In a surprising outcome, the 35-year-old Aldridge picked the Nets as his next destination two days after completing a buyout with the San Antonio Spurs, as reported Saturday by ESPN's Adrian Wojnarowski.
How will Aldridge fit a Brooklyn roster that is already integrating post-buyout pickup Blake Griffin? And what does Aldridge's decision to sign with the Nets rather than the Miami Heat, widely considered front-runners, mean for the rest of the buyout market? Let's break it down.
Brooklyn frontcourt getting crowded with big names
Adding Aldridge solidifies the Nets as one of the most star-studded rosters in NBA history. Combining Aldridge's seven All-Star appearances with 11 for Kevin Durant, nine for James Harden, seven for Kyrie Irving, six for Griffin and one for DeAndre Jordan gives Brooklyn a total of 41 on the roster, the most since the 2013-14 Heat (also 41). Only the Boston Celtics in 2010-11 (56) and 2011-12 (43) have surpassed that total since the NBA-ABA merger.

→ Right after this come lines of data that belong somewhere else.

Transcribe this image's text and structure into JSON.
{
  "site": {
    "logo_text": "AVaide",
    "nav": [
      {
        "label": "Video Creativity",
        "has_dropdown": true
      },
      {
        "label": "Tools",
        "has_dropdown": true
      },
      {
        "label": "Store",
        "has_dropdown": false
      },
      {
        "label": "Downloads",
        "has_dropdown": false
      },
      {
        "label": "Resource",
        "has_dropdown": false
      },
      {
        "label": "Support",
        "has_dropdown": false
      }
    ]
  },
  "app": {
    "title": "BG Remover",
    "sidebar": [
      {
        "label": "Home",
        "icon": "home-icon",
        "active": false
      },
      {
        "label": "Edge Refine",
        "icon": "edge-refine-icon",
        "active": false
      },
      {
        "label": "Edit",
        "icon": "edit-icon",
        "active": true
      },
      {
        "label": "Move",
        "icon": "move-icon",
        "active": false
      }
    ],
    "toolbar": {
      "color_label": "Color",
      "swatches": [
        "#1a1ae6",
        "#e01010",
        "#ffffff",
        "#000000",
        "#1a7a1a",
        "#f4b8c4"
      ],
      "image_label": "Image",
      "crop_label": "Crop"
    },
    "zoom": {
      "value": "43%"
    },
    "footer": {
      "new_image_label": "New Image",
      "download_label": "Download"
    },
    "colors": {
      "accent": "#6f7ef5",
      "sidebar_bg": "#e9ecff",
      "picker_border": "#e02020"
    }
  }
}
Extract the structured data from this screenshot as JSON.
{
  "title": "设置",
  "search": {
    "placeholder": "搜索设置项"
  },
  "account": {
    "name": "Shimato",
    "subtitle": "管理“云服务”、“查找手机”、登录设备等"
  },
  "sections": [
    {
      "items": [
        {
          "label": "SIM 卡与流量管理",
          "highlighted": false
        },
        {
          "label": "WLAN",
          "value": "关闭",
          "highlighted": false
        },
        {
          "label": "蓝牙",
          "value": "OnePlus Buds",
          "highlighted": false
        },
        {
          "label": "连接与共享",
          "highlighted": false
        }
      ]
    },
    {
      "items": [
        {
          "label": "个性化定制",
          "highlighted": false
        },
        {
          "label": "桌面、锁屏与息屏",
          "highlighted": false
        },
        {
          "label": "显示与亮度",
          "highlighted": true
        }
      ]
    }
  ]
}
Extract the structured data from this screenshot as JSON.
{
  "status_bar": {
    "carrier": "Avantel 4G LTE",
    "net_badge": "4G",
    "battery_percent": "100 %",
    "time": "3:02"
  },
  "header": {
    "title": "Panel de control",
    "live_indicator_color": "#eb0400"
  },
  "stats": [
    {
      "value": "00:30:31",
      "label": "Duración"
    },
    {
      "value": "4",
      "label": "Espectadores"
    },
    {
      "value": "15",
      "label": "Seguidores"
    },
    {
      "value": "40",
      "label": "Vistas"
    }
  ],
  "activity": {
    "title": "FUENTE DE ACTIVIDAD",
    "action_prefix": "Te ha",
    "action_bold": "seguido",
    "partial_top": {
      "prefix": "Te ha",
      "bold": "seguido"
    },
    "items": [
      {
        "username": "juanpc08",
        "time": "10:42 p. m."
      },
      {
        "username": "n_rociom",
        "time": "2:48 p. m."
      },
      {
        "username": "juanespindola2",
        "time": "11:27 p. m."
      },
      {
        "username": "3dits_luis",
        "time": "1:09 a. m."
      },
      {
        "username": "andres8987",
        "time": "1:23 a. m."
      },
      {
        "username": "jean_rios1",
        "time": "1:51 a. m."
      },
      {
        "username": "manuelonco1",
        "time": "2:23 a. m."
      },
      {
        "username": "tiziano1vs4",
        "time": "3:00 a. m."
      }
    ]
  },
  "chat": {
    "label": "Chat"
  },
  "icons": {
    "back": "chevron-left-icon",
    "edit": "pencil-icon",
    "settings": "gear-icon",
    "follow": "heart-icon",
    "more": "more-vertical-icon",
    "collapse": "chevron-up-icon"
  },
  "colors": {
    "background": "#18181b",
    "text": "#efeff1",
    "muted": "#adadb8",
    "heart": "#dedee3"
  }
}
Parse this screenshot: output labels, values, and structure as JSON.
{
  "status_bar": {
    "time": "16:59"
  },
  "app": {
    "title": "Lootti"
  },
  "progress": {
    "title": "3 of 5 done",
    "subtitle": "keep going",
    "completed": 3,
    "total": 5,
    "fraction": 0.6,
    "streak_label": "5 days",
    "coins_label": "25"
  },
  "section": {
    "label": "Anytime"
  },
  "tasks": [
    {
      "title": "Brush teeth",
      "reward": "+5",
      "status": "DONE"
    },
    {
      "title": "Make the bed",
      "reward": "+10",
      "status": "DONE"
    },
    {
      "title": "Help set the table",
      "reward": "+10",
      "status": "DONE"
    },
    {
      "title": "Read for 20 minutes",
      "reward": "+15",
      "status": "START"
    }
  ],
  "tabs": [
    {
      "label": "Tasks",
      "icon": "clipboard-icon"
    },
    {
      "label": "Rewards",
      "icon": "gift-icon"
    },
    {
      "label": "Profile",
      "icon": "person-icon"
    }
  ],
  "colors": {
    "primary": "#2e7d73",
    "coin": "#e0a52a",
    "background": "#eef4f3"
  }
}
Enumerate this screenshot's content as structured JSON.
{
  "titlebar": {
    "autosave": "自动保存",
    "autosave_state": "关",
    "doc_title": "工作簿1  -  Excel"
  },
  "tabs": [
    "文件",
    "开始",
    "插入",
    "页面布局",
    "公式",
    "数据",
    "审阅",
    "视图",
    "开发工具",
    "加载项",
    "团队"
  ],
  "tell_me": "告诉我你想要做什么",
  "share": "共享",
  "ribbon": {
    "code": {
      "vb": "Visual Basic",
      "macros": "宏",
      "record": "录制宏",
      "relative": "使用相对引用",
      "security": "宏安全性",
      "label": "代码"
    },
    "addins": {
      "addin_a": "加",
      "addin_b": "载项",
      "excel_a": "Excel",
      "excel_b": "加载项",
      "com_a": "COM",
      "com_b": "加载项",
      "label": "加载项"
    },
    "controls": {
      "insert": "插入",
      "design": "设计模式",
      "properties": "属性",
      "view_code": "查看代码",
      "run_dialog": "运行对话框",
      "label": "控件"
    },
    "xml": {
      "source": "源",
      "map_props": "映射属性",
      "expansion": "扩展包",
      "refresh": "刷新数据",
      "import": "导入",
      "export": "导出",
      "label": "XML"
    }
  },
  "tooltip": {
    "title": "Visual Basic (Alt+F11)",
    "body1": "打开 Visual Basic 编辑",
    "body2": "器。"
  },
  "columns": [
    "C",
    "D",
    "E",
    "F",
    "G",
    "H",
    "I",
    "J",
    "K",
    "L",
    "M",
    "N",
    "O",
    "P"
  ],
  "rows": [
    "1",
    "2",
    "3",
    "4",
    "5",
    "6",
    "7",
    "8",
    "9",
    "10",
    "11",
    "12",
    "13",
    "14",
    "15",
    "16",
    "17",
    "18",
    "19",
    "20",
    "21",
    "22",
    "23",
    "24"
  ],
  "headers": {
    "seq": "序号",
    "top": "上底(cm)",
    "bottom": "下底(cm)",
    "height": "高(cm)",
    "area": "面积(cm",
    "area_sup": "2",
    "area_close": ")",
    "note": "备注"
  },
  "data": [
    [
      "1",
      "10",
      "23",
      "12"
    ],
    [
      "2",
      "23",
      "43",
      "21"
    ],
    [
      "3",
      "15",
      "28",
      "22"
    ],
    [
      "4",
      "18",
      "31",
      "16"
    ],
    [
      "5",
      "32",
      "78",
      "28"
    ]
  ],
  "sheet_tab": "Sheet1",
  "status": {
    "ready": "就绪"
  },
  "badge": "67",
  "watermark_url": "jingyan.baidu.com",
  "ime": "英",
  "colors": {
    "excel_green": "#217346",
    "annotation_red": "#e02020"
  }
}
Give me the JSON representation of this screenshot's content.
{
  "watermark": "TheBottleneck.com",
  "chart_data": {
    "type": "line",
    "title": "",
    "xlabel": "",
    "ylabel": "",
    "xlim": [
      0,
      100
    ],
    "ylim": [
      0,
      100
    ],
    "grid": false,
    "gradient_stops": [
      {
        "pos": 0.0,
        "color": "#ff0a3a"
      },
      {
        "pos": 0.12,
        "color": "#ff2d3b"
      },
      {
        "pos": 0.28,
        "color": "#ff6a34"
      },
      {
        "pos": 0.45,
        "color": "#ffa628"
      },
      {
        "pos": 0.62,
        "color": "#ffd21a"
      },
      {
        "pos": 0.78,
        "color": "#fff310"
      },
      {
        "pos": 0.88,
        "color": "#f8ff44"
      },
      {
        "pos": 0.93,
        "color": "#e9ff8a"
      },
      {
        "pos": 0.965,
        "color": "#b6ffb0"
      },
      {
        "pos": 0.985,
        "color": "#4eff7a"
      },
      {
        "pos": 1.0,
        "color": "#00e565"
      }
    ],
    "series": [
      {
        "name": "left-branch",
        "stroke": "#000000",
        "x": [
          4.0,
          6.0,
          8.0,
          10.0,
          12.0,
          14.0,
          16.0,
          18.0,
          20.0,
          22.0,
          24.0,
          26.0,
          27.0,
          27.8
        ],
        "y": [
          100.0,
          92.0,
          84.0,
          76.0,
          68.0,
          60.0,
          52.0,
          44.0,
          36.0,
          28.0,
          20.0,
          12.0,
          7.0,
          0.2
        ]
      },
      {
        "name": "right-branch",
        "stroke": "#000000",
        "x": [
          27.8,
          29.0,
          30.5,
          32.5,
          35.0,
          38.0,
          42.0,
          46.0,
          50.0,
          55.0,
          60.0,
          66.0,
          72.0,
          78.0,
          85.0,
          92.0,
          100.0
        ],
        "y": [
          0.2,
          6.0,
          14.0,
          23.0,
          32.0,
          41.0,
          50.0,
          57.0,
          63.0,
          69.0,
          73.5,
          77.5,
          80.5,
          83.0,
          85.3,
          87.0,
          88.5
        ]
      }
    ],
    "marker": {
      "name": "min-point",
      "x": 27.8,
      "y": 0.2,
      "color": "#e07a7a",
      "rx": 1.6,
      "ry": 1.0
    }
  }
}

Of course, there's a big distinction between the Nets' three current All-Stars, all of them playing at peak levels, and the newcomers. Like Griffin, Aldridge was last an All-Star in 2019 and fell out of his previous team's plans this season. That was more surprising in Aldridge's case because the Spurs are in the playoff hunt. (At 22-20, the Spurs would enter the play-in tournament in eighth position if the season ended today.) San Antonio simply decided Jakob Poeltl was a better option at center, an indicator of how Aldridge's game has eroded in his mid-30s.